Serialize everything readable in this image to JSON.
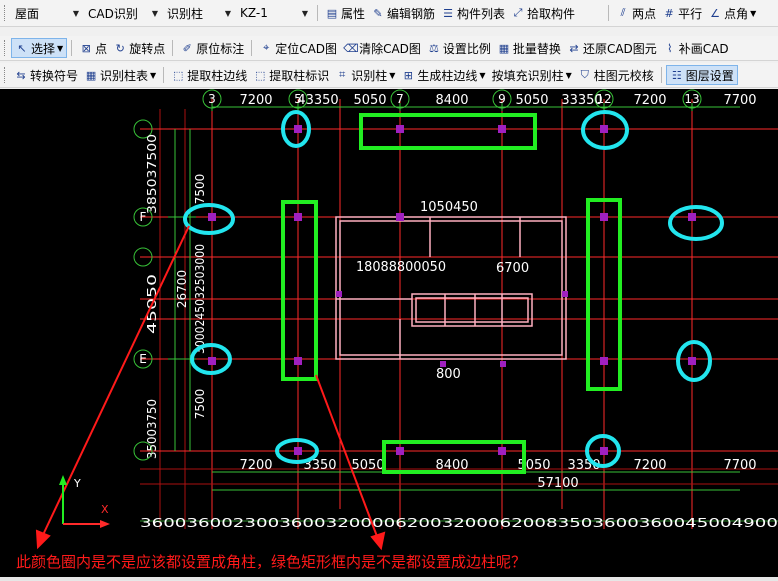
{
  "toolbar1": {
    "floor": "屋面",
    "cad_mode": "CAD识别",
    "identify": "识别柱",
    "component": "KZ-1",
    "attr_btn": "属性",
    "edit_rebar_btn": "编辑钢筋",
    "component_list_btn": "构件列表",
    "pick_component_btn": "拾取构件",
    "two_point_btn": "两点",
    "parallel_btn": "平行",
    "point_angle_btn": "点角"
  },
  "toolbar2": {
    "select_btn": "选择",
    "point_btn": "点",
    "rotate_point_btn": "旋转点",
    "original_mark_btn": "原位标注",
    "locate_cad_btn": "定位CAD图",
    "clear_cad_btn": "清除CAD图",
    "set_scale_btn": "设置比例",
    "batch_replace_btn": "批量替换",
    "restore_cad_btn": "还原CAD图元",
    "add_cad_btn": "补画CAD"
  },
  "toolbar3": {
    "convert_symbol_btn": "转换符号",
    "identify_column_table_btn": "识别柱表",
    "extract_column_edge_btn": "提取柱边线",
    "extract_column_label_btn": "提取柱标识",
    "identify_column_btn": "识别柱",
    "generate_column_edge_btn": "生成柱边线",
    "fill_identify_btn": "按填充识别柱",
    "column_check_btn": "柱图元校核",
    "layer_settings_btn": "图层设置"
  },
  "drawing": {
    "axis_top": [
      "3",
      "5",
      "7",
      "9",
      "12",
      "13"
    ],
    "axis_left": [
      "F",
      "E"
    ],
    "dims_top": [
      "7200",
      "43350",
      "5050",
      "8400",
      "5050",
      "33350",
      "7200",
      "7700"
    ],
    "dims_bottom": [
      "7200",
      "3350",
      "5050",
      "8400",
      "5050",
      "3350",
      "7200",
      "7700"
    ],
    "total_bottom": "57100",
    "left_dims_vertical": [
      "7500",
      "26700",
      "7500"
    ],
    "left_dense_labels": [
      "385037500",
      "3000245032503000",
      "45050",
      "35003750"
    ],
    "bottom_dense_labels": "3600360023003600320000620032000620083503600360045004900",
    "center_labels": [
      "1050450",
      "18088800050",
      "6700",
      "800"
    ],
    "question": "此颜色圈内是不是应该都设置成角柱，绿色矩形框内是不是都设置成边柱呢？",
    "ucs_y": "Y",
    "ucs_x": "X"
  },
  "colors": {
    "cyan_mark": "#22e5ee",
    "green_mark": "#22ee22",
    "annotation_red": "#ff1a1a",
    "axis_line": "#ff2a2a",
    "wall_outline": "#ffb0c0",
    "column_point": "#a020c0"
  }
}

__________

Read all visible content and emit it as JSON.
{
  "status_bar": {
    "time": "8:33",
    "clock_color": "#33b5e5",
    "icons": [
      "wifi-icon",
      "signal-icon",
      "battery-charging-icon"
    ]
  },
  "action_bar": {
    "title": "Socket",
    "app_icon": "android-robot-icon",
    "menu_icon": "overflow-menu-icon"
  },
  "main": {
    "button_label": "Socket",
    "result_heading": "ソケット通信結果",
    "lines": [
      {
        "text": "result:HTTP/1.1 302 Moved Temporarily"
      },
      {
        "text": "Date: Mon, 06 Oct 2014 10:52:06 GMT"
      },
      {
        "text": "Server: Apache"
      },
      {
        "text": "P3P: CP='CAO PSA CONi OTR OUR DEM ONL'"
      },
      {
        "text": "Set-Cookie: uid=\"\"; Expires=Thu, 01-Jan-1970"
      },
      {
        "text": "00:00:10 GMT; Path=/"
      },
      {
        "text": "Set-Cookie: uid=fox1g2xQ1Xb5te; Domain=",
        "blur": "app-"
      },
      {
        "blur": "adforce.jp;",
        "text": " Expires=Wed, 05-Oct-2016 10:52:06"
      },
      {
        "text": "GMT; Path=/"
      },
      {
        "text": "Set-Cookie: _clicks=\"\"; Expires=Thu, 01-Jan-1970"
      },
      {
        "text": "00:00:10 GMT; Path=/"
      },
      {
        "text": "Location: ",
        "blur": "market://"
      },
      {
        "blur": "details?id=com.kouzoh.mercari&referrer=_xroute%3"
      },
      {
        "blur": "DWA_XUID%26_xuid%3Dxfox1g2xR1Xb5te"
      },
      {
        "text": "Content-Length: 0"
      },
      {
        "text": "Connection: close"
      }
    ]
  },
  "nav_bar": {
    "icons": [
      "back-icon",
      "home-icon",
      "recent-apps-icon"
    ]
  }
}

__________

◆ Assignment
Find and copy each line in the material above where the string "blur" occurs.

◆ Solution for this task
        "blur": "app-"
        "blur": "adforce.jp;",
        "blur": "market://"
        "blur": "details?id=com.kouzoh.mercari&referrer=_xroute%3"
        "blur": "DWA_XUID%26_xuid%3Dxfox1g2xR1Xb5te"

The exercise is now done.